(Problem):
Scan the lines below for "accent" and copy the matches.

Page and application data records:
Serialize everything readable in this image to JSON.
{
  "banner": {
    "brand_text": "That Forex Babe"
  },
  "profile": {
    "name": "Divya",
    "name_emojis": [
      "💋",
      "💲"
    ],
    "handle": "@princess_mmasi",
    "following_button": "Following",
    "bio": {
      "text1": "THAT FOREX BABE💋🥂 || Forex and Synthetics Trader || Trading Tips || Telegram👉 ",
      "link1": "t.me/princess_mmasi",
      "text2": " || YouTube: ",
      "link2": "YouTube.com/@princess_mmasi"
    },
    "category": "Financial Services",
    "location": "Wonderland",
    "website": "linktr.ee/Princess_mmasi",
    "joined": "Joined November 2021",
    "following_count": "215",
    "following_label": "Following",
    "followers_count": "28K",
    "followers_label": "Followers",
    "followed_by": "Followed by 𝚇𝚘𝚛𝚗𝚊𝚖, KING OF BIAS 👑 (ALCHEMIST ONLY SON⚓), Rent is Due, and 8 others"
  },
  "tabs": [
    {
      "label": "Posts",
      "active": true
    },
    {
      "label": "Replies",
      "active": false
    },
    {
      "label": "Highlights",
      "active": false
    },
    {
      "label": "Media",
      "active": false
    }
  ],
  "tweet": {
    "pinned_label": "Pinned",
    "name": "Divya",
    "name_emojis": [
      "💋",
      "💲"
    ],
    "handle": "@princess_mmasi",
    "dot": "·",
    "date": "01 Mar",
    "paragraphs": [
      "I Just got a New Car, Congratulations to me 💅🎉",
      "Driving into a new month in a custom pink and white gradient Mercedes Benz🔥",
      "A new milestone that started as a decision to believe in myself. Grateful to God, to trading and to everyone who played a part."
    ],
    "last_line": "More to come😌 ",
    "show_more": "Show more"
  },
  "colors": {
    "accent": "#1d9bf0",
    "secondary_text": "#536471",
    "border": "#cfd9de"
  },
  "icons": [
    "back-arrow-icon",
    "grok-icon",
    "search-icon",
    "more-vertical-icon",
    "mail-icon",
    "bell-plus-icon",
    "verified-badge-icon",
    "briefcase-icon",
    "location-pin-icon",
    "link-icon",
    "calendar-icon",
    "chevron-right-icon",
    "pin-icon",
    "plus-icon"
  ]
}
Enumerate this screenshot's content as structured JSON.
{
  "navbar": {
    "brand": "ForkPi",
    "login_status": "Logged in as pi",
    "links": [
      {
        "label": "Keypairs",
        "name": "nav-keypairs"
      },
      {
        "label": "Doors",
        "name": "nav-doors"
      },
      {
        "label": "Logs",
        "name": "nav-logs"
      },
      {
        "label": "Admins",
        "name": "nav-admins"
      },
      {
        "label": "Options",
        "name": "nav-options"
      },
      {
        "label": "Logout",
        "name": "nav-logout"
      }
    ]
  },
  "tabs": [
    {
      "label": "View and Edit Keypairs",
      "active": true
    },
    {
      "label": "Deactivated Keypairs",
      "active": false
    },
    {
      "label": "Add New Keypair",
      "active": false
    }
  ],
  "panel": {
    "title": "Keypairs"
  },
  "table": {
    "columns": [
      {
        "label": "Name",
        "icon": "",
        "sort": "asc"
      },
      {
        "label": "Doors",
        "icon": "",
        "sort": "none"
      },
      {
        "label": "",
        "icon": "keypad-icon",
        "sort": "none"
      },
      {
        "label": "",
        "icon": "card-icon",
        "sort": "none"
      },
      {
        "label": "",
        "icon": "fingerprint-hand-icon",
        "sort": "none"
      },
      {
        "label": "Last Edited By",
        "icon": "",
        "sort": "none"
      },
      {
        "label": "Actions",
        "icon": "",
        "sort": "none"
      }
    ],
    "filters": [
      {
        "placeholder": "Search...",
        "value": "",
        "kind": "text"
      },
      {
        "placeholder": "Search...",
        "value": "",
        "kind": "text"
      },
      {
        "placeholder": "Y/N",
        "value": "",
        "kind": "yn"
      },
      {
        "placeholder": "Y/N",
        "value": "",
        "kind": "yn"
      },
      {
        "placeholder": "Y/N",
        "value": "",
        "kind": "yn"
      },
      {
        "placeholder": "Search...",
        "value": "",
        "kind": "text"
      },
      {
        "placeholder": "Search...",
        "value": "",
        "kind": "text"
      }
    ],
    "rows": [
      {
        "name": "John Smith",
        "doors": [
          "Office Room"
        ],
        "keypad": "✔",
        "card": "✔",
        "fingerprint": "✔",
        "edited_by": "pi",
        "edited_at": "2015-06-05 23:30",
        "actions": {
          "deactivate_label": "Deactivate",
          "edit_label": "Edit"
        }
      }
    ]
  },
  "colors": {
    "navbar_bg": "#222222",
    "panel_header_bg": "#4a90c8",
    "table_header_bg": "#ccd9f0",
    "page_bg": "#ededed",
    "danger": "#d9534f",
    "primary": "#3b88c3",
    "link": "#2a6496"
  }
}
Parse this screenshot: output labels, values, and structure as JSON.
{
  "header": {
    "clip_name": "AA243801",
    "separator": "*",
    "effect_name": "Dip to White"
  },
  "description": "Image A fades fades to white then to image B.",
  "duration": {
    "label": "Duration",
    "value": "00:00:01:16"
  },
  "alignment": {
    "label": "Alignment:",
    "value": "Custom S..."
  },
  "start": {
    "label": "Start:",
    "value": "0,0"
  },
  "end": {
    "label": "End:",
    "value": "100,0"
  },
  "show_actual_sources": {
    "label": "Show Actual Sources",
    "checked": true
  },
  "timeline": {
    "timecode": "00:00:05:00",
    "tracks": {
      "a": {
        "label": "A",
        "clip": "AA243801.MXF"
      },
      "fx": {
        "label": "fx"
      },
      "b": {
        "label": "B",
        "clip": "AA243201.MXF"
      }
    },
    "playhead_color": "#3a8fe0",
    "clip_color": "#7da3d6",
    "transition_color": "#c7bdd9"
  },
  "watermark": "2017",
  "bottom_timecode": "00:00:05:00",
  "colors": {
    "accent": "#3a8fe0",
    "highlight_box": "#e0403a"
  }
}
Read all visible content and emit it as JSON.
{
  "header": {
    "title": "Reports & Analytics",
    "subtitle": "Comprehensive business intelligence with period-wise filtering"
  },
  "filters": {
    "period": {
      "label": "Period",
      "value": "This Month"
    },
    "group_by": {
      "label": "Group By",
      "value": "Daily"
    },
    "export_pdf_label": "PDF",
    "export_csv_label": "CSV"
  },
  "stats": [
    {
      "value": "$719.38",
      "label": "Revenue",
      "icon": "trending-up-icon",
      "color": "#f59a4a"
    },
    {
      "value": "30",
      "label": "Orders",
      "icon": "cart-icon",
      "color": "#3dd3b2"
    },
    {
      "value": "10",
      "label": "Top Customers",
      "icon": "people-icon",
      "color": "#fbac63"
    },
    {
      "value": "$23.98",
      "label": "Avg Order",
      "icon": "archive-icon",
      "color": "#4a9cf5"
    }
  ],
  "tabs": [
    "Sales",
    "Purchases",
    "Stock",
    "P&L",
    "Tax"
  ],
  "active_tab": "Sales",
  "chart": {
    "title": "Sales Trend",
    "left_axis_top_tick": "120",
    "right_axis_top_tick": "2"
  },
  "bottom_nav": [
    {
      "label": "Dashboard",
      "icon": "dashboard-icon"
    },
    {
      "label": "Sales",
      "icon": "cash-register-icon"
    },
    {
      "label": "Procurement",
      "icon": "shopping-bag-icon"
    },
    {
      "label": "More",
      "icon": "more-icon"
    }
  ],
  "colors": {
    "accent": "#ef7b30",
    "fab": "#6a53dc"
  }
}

(Task response):
    "accent": "#1d9bf0",
    "accent": "#3a8fe0",
    "accent": "#ef7b30",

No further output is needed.